THE TASK:
The count of lines below that include the string "JSON" is the whole answer.

DATA SUPPLIED:
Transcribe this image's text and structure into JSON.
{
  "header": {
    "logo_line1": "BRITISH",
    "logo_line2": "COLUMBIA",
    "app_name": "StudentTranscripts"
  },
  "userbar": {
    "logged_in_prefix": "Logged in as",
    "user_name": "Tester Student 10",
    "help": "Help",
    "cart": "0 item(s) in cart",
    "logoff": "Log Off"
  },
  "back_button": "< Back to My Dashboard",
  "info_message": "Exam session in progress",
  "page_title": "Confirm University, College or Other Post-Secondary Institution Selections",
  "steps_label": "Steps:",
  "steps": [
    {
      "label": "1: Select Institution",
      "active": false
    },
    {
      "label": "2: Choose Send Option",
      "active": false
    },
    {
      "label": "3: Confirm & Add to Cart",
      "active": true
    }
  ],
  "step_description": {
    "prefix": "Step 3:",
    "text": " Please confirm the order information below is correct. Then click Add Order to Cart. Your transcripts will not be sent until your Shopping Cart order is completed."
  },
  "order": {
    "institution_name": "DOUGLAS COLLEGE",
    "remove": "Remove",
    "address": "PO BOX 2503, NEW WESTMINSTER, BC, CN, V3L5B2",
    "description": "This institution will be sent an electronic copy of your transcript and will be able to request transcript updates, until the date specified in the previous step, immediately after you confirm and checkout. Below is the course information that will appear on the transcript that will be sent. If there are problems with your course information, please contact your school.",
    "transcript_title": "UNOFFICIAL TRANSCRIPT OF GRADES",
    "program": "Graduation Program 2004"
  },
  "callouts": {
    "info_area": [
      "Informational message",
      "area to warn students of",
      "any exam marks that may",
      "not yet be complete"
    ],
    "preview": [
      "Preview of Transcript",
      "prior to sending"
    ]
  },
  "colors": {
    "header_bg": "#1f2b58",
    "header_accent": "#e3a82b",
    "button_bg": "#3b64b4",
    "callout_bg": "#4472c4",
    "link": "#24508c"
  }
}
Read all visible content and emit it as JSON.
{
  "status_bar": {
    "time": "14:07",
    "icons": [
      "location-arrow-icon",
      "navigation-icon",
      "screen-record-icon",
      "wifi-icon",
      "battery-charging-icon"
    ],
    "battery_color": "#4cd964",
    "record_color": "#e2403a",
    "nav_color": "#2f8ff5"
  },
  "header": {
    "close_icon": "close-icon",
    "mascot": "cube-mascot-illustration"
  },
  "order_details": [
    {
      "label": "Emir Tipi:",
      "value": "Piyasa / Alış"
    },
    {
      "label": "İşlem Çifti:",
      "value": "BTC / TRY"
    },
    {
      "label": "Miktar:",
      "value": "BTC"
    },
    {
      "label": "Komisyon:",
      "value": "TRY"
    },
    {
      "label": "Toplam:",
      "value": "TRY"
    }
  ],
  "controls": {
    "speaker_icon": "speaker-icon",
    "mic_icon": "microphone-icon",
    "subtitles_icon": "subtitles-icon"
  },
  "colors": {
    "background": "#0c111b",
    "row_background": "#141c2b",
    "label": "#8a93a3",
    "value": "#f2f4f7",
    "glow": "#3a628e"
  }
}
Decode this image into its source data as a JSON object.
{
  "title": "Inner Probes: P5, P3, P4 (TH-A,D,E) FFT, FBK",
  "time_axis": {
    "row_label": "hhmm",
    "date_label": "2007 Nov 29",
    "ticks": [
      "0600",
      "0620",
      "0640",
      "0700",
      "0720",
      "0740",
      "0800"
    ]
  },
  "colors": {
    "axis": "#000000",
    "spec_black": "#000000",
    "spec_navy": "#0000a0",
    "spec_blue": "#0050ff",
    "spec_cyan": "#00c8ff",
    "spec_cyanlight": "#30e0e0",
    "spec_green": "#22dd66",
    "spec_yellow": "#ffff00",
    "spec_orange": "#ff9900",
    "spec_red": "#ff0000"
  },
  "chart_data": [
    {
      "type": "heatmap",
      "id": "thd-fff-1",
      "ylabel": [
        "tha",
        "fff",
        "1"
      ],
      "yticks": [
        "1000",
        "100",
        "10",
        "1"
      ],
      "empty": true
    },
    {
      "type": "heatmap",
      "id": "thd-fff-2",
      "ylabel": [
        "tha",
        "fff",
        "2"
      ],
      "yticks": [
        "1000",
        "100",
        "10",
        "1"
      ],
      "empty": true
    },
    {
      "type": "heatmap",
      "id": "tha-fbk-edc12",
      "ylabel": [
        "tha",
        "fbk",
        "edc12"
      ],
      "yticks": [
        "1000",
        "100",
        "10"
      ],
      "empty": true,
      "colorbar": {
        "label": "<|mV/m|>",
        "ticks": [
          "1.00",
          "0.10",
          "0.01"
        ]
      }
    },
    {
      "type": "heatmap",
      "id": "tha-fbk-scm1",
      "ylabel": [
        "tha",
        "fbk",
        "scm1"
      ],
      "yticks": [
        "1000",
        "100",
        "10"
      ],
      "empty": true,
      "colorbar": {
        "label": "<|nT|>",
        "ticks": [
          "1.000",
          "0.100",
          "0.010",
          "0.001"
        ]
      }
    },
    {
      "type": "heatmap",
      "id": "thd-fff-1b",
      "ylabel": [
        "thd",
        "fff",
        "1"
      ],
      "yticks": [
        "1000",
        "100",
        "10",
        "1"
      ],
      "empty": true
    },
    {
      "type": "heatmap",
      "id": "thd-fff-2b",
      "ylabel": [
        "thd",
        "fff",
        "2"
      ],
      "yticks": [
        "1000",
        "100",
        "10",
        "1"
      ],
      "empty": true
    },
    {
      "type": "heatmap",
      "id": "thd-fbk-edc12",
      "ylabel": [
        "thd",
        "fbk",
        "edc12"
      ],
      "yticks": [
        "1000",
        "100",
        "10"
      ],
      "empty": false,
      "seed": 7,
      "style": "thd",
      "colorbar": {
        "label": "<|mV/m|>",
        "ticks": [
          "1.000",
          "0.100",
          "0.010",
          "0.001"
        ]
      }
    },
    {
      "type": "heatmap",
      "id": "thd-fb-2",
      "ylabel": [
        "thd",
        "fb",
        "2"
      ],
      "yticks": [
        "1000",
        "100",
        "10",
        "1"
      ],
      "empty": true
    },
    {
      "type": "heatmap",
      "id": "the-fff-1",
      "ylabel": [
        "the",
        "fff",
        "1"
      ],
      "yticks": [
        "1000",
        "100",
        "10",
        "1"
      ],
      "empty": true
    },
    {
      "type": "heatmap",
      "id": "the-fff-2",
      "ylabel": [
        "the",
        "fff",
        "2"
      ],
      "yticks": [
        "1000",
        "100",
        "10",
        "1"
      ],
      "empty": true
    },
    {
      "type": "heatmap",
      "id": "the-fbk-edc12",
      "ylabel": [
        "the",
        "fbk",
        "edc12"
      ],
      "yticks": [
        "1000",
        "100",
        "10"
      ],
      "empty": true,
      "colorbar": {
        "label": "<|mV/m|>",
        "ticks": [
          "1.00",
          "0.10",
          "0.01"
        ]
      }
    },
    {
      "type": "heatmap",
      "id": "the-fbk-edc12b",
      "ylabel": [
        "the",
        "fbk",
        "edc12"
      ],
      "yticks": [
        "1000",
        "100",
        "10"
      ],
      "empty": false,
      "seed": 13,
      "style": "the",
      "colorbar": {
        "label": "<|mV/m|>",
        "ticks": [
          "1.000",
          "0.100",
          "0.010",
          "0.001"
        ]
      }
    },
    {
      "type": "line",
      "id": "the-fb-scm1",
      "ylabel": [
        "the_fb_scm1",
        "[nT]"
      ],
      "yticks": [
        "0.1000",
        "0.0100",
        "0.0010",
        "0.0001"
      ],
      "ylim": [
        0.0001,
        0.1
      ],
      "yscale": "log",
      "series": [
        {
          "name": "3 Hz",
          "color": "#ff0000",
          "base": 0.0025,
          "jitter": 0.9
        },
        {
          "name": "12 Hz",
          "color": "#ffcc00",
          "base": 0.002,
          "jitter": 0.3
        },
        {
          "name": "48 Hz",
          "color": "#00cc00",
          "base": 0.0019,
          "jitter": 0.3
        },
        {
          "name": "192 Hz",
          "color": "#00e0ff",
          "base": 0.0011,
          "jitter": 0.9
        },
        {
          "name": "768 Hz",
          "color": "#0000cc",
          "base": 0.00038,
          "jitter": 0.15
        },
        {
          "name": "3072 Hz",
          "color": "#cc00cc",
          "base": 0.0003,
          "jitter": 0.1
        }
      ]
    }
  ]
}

SOLVED EXERCISE:
3